MATERIALS PROVIDED Start Marker

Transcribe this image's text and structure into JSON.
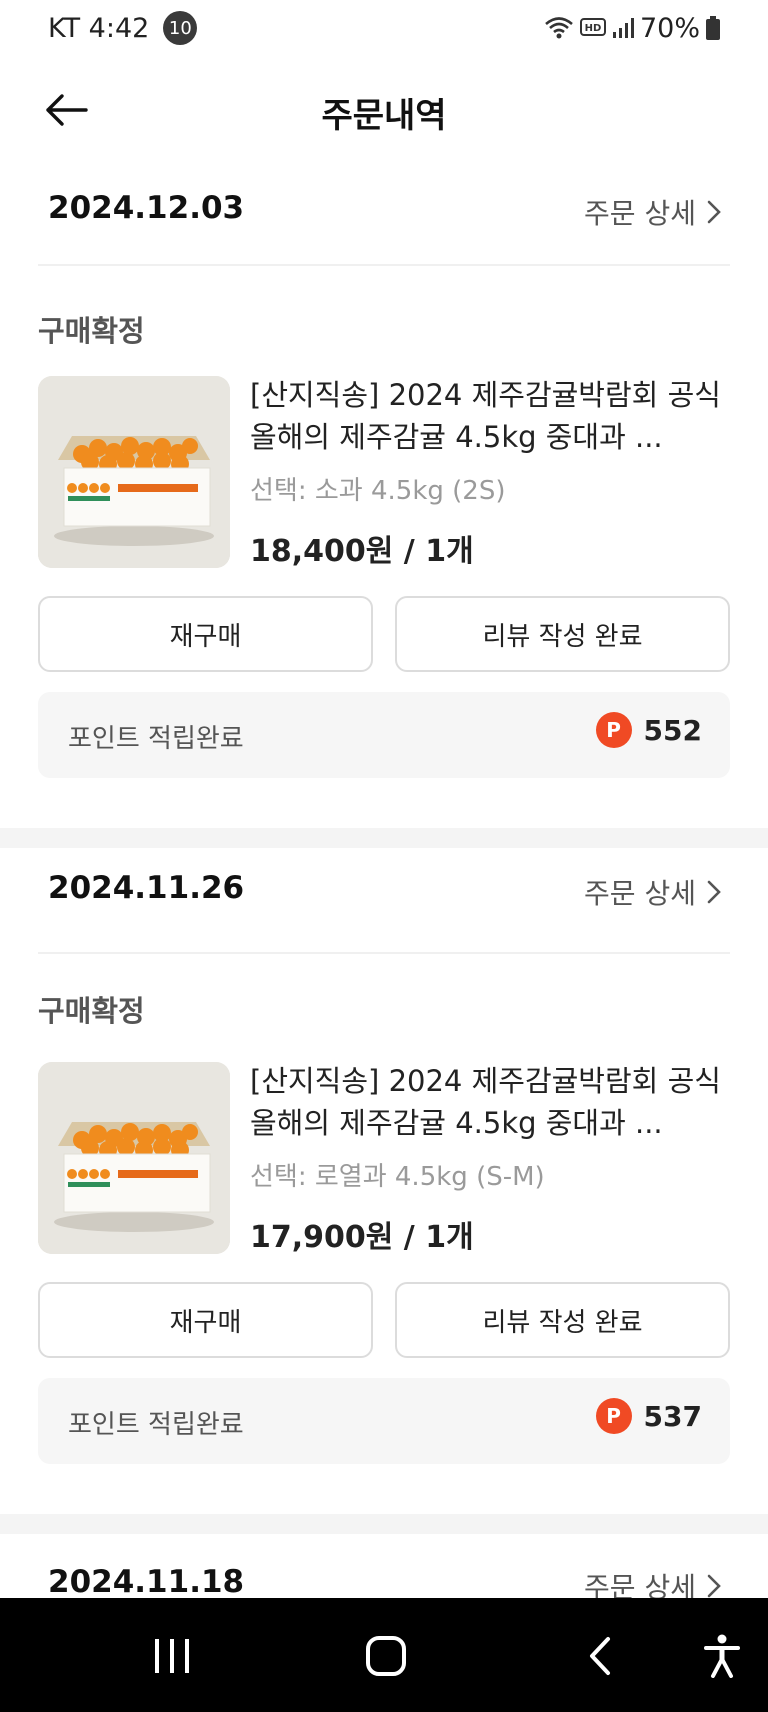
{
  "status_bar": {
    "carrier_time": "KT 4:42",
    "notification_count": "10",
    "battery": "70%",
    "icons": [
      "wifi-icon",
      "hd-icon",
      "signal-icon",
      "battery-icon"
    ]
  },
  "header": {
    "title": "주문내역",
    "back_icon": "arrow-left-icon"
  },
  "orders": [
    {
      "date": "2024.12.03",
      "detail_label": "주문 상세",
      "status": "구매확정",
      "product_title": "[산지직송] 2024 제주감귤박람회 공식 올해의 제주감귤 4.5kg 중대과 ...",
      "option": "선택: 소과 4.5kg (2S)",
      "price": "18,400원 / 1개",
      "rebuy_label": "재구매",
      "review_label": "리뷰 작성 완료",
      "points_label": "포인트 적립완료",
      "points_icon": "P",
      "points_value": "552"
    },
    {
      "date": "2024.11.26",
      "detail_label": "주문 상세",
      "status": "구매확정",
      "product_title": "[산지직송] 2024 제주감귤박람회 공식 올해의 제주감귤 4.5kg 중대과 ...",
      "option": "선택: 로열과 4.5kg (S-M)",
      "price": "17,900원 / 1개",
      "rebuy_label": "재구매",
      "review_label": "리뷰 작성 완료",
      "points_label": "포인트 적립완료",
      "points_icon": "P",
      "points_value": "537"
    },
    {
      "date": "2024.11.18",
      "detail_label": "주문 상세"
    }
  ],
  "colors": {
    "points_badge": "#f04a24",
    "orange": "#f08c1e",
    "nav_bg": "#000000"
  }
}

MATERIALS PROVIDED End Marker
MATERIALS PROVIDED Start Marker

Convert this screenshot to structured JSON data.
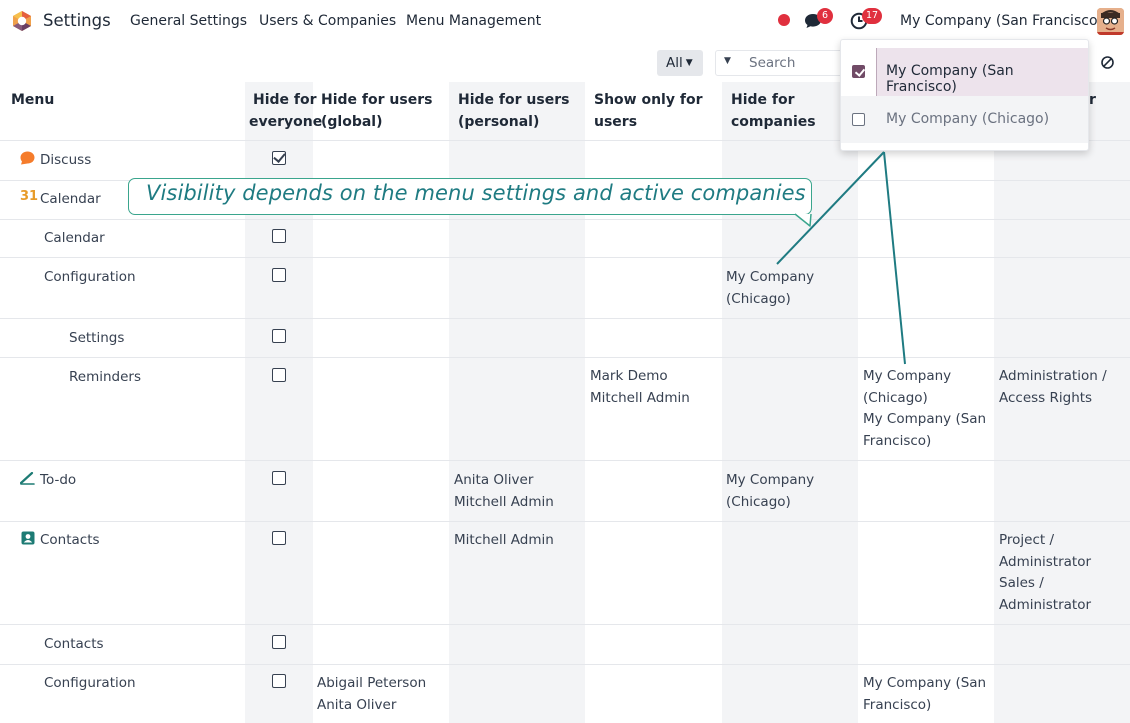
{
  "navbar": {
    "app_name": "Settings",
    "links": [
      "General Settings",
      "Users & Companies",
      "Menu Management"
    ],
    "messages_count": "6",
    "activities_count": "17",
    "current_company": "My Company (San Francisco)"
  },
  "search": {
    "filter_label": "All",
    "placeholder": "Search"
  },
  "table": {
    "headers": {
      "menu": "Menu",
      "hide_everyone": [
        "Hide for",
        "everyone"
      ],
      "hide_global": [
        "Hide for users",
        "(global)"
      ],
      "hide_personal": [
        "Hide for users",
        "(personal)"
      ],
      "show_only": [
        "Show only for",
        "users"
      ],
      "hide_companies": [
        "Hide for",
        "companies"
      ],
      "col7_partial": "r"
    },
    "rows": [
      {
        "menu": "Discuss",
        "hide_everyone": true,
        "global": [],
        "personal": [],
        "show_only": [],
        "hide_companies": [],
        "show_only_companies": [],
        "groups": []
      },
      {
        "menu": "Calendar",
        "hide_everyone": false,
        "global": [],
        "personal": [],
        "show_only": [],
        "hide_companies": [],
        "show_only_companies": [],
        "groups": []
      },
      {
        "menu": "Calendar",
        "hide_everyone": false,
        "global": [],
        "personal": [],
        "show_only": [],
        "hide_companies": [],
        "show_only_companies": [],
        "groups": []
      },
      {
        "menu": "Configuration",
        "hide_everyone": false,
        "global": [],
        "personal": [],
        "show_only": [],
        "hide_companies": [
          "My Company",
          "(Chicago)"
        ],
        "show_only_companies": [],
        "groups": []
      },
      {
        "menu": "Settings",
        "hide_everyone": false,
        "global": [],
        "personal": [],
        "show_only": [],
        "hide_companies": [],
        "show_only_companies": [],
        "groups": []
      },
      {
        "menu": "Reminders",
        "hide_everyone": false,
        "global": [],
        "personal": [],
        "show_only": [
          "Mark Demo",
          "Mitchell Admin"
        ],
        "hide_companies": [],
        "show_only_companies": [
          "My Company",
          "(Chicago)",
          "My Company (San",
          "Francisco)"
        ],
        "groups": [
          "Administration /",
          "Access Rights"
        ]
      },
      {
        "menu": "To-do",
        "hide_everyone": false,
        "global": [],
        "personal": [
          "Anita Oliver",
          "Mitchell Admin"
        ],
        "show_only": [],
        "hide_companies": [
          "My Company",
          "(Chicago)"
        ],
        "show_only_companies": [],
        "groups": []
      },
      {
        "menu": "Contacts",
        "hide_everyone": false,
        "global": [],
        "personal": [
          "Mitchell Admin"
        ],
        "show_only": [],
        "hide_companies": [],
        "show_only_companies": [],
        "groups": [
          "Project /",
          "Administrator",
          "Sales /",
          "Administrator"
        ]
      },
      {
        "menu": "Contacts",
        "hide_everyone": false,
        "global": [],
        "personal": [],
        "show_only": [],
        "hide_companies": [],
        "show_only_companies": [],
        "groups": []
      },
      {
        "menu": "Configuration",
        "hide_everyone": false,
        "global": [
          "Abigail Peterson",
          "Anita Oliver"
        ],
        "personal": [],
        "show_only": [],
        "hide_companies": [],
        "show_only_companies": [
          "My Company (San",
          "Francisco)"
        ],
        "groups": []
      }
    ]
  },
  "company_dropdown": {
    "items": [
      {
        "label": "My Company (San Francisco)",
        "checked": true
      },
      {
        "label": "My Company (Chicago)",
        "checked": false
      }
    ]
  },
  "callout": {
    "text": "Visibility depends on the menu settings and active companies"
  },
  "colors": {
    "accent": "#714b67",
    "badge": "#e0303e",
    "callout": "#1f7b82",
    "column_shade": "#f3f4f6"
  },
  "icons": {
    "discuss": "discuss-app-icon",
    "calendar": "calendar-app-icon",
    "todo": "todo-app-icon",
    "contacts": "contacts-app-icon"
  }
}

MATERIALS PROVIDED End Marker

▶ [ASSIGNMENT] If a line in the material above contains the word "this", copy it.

▶ [ANSWER BOX]
Transcribe this image's text and structure into JSON.
Convert this screenshot to structured JSON data.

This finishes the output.